Everyone has been welcoming and Audrey has made some great friends. We’ve had birthday parties and play-dates a plenty. She’s been on school trips to the local library to see a puppet show, to the zoo, she took part in sports day, harvest festival at the church and she performed in the nativity as an angel. Audrey was recently chosen to be “Star of the Week” (along with other children), getting a certificate and a little box allowing her to take something into school for “show and tell”. My heart is filled to the brim with pride that she is taking part in all these school activities.
She does get very tired at school, she can exclaim “Not again!?” when I tell her it’s another school day, but mostly she bounds into school full of enthusiasm and bounds out ready to tell me she had so much fun.
I know that sending your child off to school can be nerve-wracking for anyone – suddenly your child is spending a lot of time with people you don’t know very well. But it didn’t take long for her to be well-known throughout the school and I have no doubt that Audrey will have many happy years at this school.
And so on to Audrey’s second year of primary school (confusingly; year one). She enters with a knowledge of the school routine, a good group of friends and her can-do attitude! But for now, a bit of summer time fun and a break from the school routine… a welcome break but also a terrifying stretch of days ahead entertaining my two active children… wish me luck!
One thought on “A Strong Reception”
I had such similar fears when my son started school. He has his own special needs and my biggest worry was how well he would do with his peers. How well will he do with learning? Everything you worried about with your girl.

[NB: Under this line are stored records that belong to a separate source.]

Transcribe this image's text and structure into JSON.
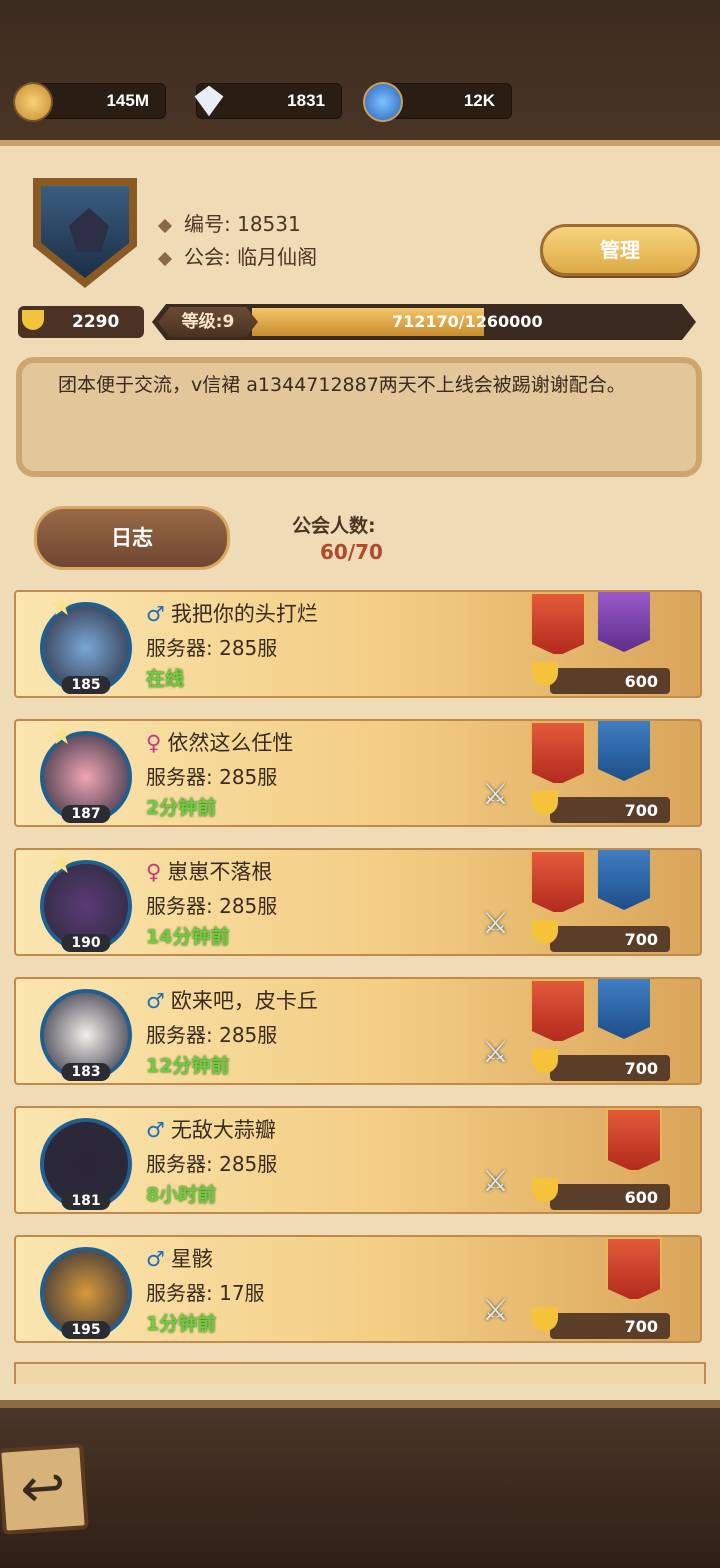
{
  "resources": [
    {
      "icon": "gold-coin-icon",
      "value": "145M"
    },
    {
      "icon": "diamond-icon",
      "value": "1831"
    },
    {
      "icon": "blue-gem-icon",
      "value": "12K"
    }
  ],
  "guild": {
    "id_label": "编号: 18531",
    "name_label": "公会: 临月仙阁",
    "manage_label": "管理",
    "trophies": "2290",
    "level_label": "等级:9",
    "exp": "712170/1260000",
    "exp_fraction": 0.5652,
    "notice": "团本便于交流，v信裙 a1344712887两天不上线会被踢谢谢配合。",
    "log_label": "日志",
    "member_count_label": "公会人数:",
    "member_count": "60/70"
  },
  "members": [
    {
      "gender": "♂",
      "name": "我把你的头打烂",
      "server": "服务器: 285服",
      "status": "在线",
      "level": "185",
      "trophies": "600",
      "banners": [
        "red",
        "purple"
      ],
      "star": true,
      "swords": false
    },
    {
      "gender": "♀",
      "name": "依然这么任性",
      "server": "服务器: 285服",
      "status": "2分钟前",
      "level": "187",
      "trophies": "700",
      "banners": [
        "red",
        "blue"
      ],
      "star": true,
      "swords": true
    },
    {
      "gender": "♀",
      "name": "崽崽不落根",
      "server": "服务器: 285服",
      "status": "14分钟前",
      "level": "190",
      "trophies": "700",
      "banners": [
        "red",
        "blue"
      ],
      "star": true,
      "swords": true
    },
    {
      "gender": "♂",
      "name": "欧来吧，皮卡丘",
      "server": "服务器: 285服",
      "status": "12分钟前",
      "level": "183",
      "trophies": "700",
      "banners": [
        "red",
        "blue"
      ],
      "star": false,
      "swords": true
    },
    {
      "gender": "♂",
      "name": "无敌大蒜瓣",
      "server": "服务器: 285服",
      "status": "8小时前",
      "level": "181",
      "trophies": "600",
      "banners": [
        "red"
      ],
      "star": false,
      "swords": true
    },
    {
      "gender": "♂",
      "name": "星骸",
      "server": "服务器: 17服",
      "status": "1分钟前",
      "level": "195",
      "trophies": "700",
      "banners": [
        "red"
      ],
      "star": false,
      "swords": true
    }
  ],
  "back_icon": "back-arrow-icon"
}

And I know when my daughter (who has Ds) starts school, I will have those same worries and concerns all over again.
I am glad that she thrived as she did! Hoping she has a great time in year one!